━━ Information provided ━━

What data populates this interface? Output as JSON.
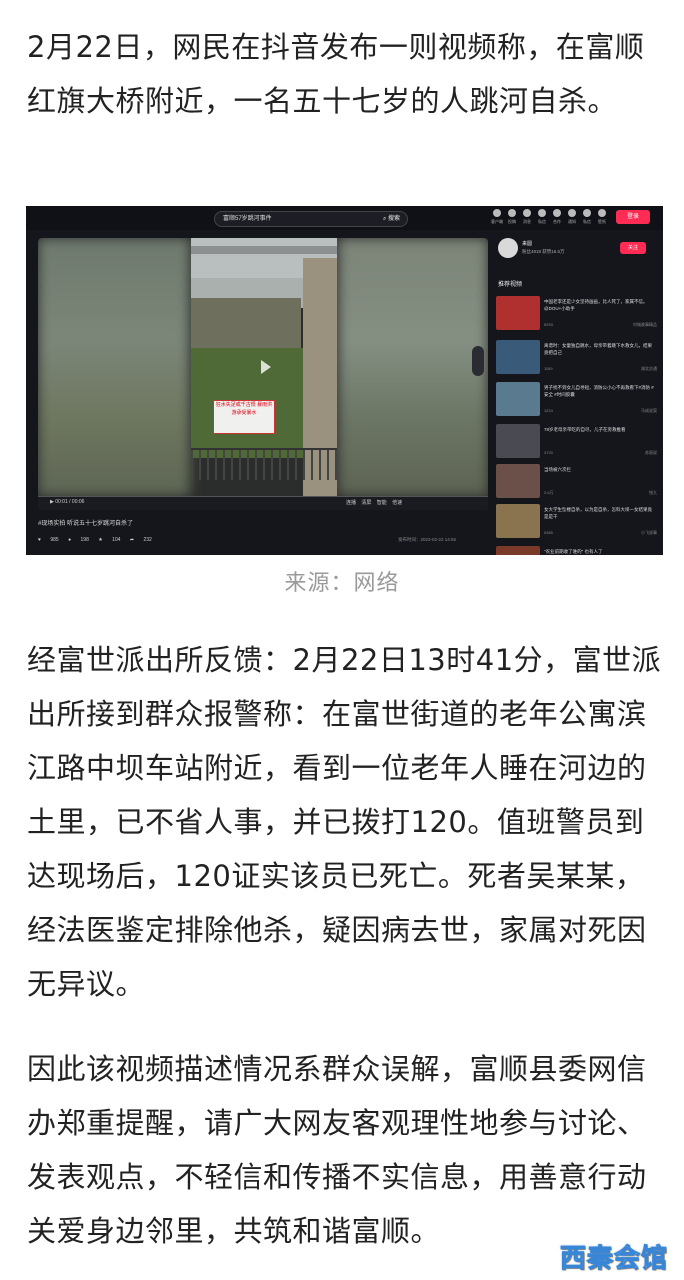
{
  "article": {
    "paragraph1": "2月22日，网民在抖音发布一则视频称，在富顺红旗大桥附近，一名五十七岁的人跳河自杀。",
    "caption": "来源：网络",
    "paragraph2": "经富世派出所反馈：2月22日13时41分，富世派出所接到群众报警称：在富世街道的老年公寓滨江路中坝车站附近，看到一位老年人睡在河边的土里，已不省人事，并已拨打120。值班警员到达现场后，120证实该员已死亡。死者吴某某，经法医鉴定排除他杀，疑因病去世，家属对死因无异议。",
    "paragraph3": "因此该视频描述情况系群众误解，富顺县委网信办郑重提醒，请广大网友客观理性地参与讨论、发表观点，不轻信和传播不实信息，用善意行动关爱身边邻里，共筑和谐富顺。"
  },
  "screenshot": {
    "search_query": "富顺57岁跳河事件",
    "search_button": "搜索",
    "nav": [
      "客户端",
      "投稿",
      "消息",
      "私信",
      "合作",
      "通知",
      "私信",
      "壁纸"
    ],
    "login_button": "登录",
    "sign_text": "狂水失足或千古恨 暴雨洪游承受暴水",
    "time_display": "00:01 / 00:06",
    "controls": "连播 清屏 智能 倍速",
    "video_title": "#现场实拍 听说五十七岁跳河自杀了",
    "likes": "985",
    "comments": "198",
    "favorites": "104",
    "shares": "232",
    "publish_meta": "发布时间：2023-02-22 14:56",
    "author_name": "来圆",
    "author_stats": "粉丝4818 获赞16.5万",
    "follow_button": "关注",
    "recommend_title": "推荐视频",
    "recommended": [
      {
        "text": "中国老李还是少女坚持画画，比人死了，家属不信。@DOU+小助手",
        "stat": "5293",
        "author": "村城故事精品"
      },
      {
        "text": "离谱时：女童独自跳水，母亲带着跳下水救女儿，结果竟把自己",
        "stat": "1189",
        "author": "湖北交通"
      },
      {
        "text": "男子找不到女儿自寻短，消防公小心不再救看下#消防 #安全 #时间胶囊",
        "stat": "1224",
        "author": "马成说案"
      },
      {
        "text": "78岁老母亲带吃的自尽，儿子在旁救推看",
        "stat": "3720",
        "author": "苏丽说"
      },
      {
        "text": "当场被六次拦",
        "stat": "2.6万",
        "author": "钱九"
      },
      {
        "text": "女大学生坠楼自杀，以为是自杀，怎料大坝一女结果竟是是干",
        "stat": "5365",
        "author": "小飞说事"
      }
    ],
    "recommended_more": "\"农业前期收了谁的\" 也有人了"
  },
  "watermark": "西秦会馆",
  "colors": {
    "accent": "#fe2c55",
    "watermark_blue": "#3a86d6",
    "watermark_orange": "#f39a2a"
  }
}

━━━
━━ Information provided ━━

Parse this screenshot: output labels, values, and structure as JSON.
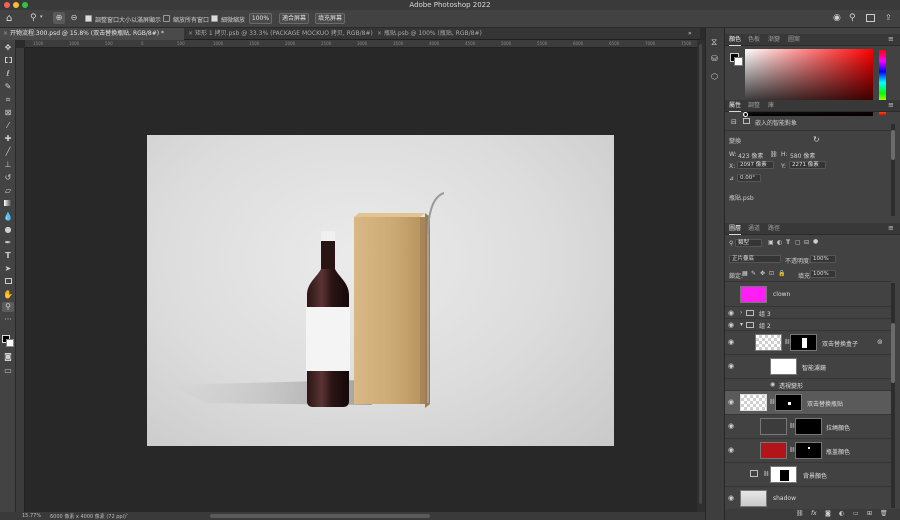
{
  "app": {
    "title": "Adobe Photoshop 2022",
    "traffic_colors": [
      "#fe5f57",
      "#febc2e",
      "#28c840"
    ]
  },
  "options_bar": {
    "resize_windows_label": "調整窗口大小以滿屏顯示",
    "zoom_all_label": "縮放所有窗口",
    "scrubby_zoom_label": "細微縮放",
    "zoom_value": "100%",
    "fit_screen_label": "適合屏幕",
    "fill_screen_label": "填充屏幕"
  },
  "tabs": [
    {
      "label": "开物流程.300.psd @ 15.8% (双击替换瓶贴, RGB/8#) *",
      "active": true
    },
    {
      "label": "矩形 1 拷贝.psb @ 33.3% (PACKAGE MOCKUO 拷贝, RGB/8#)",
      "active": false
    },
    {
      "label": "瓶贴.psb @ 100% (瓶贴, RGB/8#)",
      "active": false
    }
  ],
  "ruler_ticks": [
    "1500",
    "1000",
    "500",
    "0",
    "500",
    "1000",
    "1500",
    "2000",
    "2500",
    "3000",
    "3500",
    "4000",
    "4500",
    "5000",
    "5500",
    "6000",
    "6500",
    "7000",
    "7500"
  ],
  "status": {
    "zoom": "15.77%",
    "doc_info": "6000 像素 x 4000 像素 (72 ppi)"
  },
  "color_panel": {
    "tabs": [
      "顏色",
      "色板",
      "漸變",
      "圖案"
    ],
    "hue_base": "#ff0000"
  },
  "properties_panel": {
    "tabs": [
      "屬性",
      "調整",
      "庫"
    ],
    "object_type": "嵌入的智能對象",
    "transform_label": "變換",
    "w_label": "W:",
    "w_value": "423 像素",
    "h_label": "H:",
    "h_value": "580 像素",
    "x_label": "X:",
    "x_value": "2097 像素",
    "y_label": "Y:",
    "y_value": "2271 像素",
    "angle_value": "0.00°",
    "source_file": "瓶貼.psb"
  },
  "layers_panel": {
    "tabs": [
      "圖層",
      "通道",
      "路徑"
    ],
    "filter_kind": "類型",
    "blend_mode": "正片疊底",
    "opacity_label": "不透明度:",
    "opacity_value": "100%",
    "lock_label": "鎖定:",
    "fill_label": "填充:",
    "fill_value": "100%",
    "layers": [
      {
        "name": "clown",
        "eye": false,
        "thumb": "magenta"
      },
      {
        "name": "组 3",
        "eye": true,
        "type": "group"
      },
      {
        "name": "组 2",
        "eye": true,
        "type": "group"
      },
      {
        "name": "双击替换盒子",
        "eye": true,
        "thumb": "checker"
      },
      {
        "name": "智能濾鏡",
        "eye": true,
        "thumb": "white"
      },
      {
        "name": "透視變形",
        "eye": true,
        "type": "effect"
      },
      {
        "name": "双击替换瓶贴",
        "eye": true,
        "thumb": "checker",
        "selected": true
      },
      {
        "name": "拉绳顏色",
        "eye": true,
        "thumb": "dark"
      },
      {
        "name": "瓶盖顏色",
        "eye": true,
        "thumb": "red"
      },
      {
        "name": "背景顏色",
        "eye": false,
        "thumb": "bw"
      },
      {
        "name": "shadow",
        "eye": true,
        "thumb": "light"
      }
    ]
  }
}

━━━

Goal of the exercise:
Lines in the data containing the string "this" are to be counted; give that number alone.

Expected output:
2